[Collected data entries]
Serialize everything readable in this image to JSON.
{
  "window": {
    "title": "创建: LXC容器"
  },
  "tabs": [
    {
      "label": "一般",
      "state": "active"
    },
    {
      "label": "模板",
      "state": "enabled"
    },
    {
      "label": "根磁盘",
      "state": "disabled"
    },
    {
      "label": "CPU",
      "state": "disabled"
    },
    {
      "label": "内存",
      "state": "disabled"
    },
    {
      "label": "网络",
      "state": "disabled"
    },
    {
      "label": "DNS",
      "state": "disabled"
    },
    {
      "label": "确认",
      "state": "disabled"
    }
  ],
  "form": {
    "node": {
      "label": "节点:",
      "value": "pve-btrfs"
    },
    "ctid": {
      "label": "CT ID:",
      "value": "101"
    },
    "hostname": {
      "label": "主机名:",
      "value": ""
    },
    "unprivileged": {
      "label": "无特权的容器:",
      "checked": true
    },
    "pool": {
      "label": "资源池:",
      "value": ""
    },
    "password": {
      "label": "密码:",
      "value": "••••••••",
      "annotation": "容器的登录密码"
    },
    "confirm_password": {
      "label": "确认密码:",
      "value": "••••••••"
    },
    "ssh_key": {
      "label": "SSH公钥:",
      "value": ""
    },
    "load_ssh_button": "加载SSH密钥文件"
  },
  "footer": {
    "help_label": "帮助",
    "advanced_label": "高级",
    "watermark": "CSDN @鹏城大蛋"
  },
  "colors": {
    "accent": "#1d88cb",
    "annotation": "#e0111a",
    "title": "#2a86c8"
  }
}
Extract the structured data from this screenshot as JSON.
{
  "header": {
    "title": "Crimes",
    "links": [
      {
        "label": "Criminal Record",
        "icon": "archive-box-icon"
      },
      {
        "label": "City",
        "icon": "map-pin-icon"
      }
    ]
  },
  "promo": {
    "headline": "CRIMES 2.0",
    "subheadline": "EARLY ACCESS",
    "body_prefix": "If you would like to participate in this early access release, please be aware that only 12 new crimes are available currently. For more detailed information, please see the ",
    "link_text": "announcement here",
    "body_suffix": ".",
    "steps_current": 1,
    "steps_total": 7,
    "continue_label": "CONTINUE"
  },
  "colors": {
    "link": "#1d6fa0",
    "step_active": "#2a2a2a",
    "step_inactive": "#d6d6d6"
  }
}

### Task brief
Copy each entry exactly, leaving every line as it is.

### Task output
Serialize everything readable in this image to JSON.
{
  "window": {
    "title": "创建: LXC容器"
  },
  "tabs": [
    {
      "label": "一般",
      "state": "active"
    },
    {
      "label": "模板",
      "state": "enabled"
    },
    {
      "label": "根磁盘",
      "state": "disabled"
    },
    {
      "label": "CPU",
      "state": "disabled"
    },
    {
      "label": "内存",
      "state": "disabled"
    },
    {
      "label": "网络",
      "state": "disabled"
    },
    {
      "label": "DNS",
      "state": "disabled"
    },
    {
      "label": "确认",
      "state": "disabled"
    }
  ],
  "form": {
    "node": {
      "label": "节点:",
      "value": "pve-btrfs"
    },
    "ctid": {
      "label": "CT ID:",
      "value": "101"
    },
    "hostname": {
      "label": "主机名:",
      "value": ""
    },
    "unprivileged": {
      "label": "无特权的容器:",
      "checked": true
    },
    "pool": {
      "label": "资源池:",
      "value": ""
    },
    "password": {
      "label": "密码:",
      "value": "••••••••",
      "annotation": "容器的登录密码"
    },
    "confirm_password": {
      "label": "确认密码:",
      "value": "••••••••"
    },
    "ssh_key": {
      "label": "SSH公钥:",
      "value": ""
    },
    "load_ssh_button": "加载SSH密钥文件"
  },
  "footer": {
    "help_label": "帮助",
    "advanced_label": "高级",
    "watermark": "CSDN @鹏城大蛋"
  },
  "colors": {
    "accent": "#1d88cb",
    "annotation": "#e0111a",
    "title": "#2a86c8"
  }
}
Extract the structured data from this screenshot as JSON.
{
  "header": {
    "title": "Crimes",
    "links": [
      {
        "label": "Criminal Record",
        "icon": "archive-box-icon"
      },
      {
        "label": "City",
        "icon": "map-pin-icon"
      }
    ]
  },
  "promo": {
    "headline": "CRIMES 2.0",
    "subheadline": "EARLY ACCESS",
    "body_prefix": "If you would like to participate in this early access release, please be aware that only 12 new crimes are available currently. For more detailed information, please see the ",
    "link_text": "announcement here",
    "body_suffix": ".",
    "steps_current": 1,
    "steps_total": 7,
    "continue_label": "CONTINUE"
  },
  "colors": {
    "link": "#1d6fa0",
    "step_active": "#2a2a2a",
    "step_inactive": "#d6d6d6"
  }
}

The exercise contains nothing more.